"We are never resting. We test even in traffic jams," Kern says, explaining no one's happy when stuck bumper-to-bumper in traffic and in such situations customers have time to seek out anything they might criticize, including switchgear detail they hadn't noticed.

It's a tough job, but somebody's got to do it.

In testing, everything is checked and rechecked and checked again. Notes are made. Days in the cars are long, and even after the driving is done, the cars must be maintained and reports written, meetings held and assignments made, correspondence sent back and forth to Germany, and, finally, there's dinner and maybe a glass of one of Australia's remarkably good wines or a round of Redback, a beer named after a deadly Australian spider.

"We're proud," says Kern. "We want to tell people this is the perfect new Porsche. But we have to hide everything."

Soon, however, the team's work will be made public when the Cayenne is officially unveiled. But even then, "We keep on testing," says Kern. Development doesn't stop when production begins. There are new options and special features in the works. Already, a new generation of engine-management software has finished winter testing in Sweden and is on its way to Australia for hot-weather verification.

"I don't see any chance to retire," notes Kern. Why would he want to? TT

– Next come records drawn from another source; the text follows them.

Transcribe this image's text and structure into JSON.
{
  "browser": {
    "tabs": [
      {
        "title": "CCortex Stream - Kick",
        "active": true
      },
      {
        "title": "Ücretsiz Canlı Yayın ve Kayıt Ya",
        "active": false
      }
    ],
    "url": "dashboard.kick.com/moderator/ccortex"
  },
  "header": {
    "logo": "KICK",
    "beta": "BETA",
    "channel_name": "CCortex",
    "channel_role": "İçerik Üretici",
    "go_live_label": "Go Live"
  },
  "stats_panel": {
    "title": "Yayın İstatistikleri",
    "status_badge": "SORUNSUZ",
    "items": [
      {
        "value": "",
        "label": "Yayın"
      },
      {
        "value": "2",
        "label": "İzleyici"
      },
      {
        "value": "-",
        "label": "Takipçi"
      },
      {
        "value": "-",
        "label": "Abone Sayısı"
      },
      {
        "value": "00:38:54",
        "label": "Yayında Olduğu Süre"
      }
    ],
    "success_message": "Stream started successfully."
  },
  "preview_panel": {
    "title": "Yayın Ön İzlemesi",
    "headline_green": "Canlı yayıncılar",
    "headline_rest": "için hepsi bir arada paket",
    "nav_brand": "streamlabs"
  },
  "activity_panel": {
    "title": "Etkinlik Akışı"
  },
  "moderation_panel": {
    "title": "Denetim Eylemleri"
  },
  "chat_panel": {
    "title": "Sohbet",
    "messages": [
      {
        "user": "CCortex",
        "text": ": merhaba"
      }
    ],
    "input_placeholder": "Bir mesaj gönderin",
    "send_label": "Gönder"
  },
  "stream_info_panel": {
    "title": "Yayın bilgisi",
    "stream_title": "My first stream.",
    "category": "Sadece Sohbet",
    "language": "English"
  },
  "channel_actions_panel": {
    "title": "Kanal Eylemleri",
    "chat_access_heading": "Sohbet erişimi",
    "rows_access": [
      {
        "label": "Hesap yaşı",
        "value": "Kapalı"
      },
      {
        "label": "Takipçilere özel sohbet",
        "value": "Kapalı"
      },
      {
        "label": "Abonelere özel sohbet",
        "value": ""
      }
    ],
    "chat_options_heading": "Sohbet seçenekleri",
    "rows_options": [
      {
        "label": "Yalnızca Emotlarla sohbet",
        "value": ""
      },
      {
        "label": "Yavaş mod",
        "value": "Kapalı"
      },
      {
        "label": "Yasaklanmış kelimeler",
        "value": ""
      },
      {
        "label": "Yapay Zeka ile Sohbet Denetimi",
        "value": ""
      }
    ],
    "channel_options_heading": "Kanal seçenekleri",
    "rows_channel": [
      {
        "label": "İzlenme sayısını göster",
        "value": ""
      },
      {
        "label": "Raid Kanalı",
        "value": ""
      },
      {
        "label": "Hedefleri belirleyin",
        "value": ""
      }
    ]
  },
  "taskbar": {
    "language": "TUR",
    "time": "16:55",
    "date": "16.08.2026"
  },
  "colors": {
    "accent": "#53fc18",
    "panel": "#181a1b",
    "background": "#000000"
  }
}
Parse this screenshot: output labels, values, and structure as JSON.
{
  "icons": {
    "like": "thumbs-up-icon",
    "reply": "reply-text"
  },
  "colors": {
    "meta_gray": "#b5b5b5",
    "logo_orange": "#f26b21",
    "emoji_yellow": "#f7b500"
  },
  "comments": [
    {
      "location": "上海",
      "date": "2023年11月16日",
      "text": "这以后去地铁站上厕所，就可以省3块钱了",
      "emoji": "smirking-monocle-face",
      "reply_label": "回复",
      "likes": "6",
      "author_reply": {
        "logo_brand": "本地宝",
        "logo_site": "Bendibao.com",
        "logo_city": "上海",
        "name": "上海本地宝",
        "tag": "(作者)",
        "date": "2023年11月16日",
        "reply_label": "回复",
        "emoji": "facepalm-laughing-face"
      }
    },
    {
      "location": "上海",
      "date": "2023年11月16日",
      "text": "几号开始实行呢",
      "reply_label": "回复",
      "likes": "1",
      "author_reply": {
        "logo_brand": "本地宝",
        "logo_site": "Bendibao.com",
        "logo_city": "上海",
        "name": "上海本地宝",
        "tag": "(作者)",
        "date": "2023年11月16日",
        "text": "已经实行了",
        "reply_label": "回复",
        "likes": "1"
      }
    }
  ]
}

  • «
  • |
  • 1
  • |
  • 2
  • |
  • 3
  • |
  • 4
  • |
  • 5
  • |
  • 6
  • |
  • 7
  • |
  • View Full Article